The best books of 2018 for young readers

stack of children's books with spines facing out

The last 20 years have seen a revolution in children’s literature. Authors and illustrators have embraced YA fiction and graphic novels as forms for telling stories that feel true to life. Picture books for the first time started to reflect the wide diversity of our world.

Ebony Elizabeth Thomas
Graduate School of Education associate professor Ebony Elizabeth Thomas (Photo courtesy: Penn GSE)

According to Penn GSE’s Ebony Elizabeth Thomas, 2018 will be remembered as the year this publishing trend was seen in books aimed at nascent independent readers.

These breakthroughs for early independent readers are highlighted on Thomas’s list of the best books of 2018 for young readers. In choosing the list, Thomas and her team showcase authors and illustrators whose work deals with issues like gender, race, ethnicity, religion, sexuality, and socioeconomic class in ways that are real and empathetic. For the fourth annual edition of this list, Thomas added a category for anthologies.

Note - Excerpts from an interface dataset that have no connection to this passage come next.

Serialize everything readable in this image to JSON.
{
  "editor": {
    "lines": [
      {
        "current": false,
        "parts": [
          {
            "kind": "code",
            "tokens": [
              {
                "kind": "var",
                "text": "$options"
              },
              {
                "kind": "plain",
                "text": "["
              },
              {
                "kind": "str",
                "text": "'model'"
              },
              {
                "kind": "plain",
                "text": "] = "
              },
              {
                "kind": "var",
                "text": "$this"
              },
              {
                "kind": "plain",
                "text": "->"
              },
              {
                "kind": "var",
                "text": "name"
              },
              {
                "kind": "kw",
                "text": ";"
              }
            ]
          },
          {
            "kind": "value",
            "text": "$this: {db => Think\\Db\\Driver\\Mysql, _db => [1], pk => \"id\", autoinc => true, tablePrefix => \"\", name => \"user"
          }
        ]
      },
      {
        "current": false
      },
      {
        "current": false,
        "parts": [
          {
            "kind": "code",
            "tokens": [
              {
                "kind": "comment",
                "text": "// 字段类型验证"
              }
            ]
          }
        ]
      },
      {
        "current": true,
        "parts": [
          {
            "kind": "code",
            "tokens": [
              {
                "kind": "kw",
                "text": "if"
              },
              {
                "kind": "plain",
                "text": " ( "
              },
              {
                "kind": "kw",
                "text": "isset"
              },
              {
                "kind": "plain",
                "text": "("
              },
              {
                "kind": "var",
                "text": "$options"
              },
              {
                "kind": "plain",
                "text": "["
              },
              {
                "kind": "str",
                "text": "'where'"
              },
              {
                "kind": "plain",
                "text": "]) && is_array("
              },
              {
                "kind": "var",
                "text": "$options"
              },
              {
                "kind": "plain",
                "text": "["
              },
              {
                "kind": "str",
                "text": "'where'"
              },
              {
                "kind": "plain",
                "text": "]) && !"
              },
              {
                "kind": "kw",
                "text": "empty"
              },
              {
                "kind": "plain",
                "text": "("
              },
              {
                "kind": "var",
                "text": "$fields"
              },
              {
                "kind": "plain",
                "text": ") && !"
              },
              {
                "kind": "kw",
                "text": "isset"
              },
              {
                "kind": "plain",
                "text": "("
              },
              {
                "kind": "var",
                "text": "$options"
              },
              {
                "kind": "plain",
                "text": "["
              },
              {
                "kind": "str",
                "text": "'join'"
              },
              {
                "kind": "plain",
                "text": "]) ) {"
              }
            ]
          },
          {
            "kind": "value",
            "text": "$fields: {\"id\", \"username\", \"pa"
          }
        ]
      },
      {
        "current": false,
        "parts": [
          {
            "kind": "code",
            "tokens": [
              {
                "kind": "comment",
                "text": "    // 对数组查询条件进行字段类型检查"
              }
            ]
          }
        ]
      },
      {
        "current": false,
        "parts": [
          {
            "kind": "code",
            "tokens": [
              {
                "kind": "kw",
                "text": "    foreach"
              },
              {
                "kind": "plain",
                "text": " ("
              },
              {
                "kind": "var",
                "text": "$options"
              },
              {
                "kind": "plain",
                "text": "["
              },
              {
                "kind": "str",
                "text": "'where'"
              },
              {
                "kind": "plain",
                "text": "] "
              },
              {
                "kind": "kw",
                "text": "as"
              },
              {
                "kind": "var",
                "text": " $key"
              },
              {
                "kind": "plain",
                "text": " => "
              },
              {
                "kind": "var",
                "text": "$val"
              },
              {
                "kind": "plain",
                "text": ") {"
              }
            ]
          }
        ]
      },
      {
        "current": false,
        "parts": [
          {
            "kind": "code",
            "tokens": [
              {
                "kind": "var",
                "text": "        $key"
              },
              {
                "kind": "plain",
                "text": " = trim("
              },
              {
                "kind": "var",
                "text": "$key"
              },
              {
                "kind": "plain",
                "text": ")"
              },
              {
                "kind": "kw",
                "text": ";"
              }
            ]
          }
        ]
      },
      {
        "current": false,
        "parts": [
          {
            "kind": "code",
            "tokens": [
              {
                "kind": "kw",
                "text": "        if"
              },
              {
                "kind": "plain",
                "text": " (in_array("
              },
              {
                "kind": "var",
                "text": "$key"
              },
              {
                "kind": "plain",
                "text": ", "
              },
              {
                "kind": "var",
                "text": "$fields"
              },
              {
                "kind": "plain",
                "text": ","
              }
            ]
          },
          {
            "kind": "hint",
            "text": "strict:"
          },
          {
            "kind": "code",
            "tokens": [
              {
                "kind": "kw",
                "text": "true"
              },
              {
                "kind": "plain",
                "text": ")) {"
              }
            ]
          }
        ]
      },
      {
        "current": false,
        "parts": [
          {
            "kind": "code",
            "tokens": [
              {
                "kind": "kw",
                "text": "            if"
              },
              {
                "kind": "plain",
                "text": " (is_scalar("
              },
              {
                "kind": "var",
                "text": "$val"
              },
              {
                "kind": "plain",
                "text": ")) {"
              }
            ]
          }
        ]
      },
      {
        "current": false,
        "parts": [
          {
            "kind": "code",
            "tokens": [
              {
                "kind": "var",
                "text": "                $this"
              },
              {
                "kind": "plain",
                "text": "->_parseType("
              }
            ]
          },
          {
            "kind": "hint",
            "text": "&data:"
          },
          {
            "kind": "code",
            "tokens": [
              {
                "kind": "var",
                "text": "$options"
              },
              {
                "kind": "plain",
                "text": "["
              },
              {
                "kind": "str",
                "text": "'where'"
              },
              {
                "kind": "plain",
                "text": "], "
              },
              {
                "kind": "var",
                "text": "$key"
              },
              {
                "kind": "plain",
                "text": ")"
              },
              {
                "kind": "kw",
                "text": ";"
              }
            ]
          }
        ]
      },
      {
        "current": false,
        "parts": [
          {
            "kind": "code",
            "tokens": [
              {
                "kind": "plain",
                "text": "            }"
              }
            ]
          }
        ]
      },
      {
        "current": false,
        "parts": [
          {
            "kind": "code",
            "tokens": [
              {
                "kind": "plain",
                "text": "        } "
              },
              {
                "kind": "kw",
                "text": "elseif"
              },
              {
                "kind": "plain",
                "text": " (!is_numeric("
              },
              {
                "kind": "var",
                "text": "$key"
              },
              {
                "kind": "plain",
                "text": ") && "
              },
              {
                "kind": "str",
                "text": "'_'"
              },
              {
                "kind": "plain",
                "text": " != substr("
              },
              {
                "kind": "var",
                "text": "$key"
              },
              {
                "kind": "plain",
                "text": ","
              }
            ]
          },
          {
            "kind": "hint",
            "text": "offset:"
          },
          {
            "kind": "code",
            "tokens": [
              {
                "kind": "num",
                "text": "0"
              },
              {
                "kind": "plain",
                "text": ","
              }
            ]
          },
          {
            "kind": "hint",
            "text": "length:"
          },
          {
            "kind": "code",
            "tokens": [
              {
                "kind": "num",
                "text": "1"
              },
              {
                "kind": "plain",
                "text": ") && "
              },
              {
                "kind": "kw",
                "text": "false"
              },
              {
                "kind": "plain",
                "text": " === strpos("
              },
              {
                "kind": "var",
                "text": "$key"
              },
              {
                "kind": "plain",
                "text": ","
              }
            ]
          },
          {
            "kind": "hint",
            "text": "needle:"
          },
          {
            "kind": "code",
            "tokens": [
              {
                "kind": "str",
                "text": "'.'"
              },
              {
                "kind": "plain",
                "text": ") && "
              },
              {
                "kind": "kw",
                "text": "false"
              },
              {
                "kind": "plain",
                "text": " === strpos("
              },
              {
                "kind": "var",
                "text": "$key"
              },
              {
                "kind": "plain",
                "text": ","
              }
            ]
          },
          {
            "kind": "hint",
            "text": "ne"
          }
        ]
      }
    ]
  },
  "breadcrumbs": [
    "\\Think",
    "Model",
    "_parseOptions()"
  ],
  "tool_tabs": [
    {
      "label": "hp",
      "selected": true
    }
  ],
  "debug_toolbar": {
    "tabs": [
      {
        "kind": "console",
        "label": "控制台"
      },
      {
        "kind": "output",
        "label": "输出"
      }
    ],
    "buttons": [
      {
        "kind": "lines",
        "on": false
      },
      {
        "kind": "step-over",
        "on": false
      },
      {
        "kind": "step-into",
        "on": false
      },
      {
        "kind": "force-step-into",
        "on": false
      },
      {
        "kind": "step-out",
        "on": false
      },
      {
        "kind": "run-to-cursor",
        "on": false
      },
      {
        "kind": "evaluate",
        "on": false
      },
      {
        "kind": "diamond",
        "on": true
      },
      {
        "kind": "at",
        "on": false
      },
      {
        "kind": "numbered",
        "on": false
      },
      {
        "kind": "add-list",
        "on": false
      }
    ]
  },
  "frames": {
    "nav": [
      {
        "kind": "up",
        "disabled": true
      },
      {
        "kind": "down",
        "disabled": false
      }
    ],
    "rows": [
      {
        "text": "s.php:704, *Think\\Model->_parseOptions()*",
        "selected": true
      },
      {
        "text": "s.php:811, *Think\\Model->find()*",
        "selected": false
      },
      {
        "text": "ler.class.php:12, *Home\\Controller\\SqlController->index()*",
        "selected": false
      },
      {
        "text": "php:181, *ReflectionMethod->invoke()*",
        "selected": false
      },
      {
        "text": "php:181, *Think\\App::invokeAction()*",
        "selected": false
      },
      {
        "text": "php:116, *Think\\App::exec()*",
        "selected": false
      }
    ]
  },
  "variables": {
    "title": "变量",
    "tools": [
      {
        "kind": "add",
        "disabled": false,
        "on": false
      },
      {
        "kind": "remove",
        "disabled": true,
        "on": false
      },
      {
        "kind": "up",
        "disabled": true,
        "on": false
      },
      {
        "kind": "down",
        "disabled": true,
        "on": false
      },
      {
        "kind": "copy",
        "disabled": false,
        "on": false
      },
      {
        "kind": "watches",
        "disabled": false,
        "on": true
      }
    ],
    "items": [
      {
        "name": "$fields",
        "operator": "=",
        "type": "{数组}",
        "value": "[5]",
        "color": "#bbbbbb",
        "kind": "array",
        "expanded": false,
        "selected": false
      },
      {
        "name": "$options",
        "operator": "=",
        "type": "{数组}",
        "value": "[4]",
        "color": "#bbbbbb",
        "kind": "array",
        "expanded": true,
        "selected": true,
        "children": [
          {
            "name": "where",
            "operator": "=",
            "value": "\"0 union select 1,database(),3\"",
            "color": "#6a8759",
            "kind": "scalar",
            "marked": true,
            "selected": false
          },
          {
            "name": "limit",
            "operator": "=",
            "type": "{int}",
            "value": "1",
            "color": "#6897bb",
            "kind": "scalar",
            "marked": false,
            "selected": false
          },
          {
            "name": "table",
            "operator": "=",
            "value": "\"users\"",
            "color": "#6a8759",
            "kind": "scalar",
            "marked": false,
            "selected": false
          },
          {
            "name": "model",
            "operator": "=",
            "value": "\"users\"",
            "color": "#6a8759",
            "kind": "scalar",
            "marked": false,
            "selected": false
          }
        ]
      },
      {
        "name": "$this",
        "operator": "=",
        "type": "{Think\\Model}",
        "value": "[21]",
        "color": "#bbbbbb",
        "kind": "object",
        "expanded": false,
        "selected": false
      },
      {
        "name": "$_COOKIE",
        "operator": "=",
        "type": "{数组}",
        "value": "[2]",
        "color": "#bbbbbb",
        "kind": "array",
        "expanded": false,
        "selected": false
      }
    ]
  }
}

For 2019, Thomas and her team anticipate the continued revival of chapter books beyond popular series and a wider range of middle grade stories.

Thomas and her team write, “Our picks this year for picture books and fare for our early readers include choices for budding leaders and activists, such as Chris Barton and Ekua Holmes’ lyrical ‘What Do You Do With a Voice Like That?,’ as well as the incredible Someday Is Now’ by Olugbemisola Rhuday-Perkovich & Jade Johnson. Blue and The Stuff of Stars’ provide soft reflection for every reader, and Dreamers and The Day You Begin’ are instant classics from Pura Belpre laureate Yuyi Morales and National Ambassador for Young People’s Literature Jacqueline Woodson.”

Read more at Penn GSE